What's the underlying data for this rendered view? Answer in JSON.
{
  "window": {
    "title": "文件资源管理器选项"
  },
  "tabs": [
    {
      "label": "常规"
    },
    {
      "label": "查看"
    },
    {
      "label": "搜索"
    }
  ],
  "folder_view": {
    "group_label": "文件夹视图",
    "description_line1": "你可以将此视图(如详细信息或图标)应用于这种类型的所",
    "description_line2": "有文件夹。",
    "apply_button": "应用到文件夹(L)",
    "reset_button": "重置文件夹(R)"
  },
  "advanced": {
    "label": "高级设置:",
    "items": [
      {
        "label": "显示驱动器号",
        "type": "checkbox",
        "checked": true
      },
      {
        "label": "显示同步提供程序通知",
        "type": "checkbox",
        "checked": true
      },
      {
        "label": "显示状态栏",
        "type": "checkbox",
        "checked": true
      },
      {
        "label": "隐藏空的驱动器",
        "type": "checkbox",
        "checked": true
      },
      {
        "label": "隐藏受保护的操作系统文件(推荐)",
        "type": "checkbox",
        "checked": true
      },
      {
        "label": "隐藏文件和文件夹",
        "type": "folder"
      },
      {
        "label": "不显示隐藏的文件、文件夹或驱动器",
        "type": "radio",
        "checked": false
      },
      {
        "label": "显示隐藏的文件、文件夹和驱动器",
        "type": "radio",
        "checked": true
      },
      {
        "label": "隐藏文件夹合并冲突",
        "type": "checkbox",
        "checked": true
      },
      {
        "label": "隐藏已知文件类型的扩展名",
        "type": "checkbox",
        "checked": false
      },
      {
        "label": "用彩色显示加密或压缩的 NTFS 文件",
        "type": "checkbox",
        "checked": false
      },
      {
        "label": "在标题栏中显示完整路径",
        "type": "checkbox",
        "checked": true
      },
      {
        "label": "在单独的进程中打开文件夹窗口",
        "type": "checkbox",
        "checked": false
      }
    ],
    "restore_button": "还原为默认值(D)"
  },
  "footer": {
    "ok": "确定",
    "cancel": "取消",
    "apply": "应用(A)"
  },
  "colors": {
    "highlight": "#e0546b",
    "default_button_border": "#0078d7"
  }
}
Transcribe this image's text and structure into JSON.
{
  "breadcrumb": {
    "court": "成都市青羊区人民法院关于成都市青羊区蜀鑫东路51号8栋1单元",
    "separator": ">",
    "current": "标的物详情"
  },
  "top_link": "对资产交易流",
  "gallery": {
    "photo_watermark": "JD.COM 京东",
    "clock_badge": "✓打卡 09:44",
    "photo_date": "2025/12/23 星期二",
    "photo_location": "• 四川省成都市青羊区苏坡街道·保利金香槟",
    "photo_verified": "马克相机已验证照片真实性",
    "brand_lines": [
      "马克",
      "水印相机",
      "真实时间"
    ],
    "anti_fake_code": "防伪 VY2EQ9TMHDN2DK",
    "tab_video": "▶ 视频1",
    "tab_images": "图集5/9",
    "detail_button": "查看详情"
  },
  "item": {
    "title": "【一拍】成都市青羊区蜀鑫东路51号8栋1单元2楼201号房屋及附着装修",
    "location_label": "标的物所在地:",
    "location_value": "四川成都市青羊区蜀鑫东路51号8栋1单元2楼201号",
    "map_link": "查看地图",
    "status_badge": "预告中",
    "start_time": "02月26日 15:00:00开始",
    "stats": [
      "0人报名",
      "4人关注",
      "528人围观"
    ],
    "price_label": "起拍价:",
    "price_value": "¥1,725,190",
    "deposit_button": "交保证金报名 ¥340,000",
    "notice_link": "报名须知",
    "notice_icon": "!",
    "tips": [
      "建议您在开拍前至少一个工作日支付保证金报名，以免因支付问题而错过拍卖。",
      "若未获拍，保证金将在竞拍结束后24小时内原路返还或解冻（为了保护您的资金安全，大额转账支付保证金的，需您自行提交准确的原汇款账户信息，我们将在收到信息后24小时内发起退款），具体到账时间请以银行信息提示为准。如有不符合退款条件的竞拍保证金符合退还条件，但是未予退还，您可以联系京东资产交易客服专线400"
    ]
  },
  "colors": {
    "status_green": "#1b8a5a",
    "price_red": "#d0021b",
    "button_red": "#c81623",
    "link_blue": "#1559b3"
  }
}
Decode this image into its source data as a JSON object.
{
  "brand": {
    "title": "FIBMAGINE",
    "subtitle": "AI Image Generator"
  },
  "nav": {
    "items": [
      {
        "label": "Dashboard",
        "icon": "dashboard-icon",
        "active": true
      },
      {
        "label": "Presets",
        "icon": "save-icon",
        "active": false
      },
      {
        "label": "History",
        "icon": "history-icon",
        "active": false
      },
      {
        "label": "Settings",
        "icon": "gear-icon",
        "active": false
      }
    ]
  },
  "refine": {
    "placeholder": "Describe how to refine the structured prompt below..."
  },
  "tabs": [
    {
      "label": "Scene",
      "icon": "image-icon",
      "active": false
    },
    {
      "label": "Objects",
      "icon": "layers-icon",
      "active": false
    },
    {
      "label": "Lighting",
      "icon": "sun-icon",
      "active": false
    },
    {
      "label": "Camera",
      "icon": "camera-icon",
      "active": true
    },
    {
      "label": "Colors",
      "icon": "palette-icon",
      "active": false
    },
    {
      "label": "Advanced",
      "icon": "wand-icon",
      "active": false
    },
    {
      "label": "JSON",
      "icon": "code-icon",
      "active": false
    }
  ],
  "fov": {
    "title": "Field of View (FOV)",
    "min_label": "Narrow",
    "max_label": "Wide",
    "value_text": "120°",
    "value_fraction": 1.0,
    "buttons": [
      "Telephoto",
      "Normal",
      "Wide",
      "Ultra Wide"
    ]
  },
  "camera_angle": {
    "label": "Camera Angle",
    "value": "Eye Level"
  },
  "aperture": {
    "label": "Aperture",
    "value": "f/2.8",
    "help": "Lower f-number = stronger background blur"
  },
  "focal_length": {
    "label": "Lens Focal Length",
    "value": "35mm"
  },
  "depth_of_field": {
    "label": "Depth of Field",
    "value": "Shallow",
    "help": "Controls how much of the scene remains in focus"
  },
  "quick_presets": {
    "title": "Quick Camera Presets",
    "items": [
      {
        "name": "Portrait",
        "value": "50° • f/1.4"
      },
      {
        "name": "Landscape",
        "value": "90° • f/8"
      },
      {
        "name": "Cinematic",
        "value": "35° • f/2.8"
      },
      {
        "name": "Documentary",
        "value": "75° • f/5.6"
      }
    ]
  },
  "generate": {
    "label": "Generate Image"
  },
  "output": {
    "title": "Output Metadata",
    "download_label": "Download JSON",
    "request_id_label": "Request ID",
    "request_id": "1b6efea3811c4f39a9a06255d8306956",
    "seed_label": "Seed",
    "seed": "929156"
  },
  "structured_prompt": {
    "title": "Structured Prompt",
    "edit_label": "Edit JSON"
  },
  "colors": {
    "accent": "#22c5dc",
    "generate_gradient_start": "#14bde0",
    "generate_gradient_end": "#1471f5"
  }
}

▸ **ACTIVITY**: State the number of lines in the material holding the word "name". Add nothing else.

▸ **ANSWER TO THE EXERCISE**: 4